App and web page records.
=== Section Start ===

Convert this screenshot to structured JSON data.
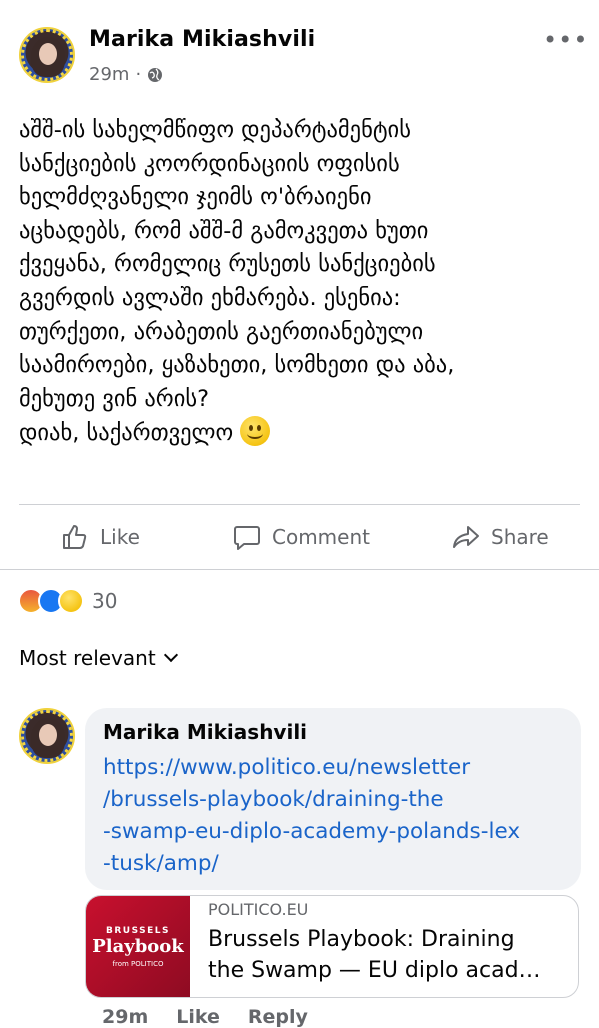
{
  "post": {
    "author": "Marika Mikiashvili",
    "time": "29m",
    "separator": "·",
    "body": "აშშ-ის სახელმწიფო დეპარტამენტის\nსანქციების კოორდინაციის ოფისის\nხელმძღვანელი ჯეიმს ო'ბრაიენი\nაცხადებს, რომ აშშ-მ გამოკვეთა ხუთი\nქვეყანა, რომელიც რუსეთს სანქციების\nგვერდის ავლაში ეხმარება. ესენია:\nთურქეთი, არაბეთის გაერთიანებული\nსაამიროები, ყაზახეთი, სომხეთი და აბა,\nმეხუთე ვინ არის?\nდიახ, საქართველო "
  },
  "actions": {
    "like": "Like",
    "comment": "Comment",
    "share": "Share"
  },
  "reactions": {
    "count": "30",
    "types": [
      "angry",
      "like",
      "sad"
    ]
  },
  "sort": {
    "label": "Most relevant"
  },
  "comment": {
    "author": "Marika Mikiashvili",
    "text": "https://www.politico.eu/newsletter\n/brussels-playbook/draining-the\n-swamp-eu-diplo-academy-polands-lex\n-tusk/amp/",
    "link_card": {
      "thumb_small": "BRUSSELS",
      "thumb_big": "Playbook",
      "thumb_from": "from POLITICO",
      "domain": "POLITICO.EU",
      "title": "Brussels Playbook: Draining\nthe Swamp — EU diplo acad…"
    },
    "footer": {
      "time": "29m",
      "like": "Like",
      "reply": "Reply"
    }
  },
  "colors": {
    "link": "#1a64c9",
    "muted": "#65676b",
    "bubble": "#f0f2f5",
    "politico_red": "#c8102e"
  },
  "icons": [
    "globe-icon",
    "more-icon",
    "like-icon",
    "comment-icon",
    "share-icon",
    "chevron-down-icon",
    "smile-emoji-icon"
  ]
}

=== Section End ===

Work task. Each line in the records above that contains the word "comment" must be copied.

Response box.
    "comment": "Comment",
  "comment": {
    "comment-icon",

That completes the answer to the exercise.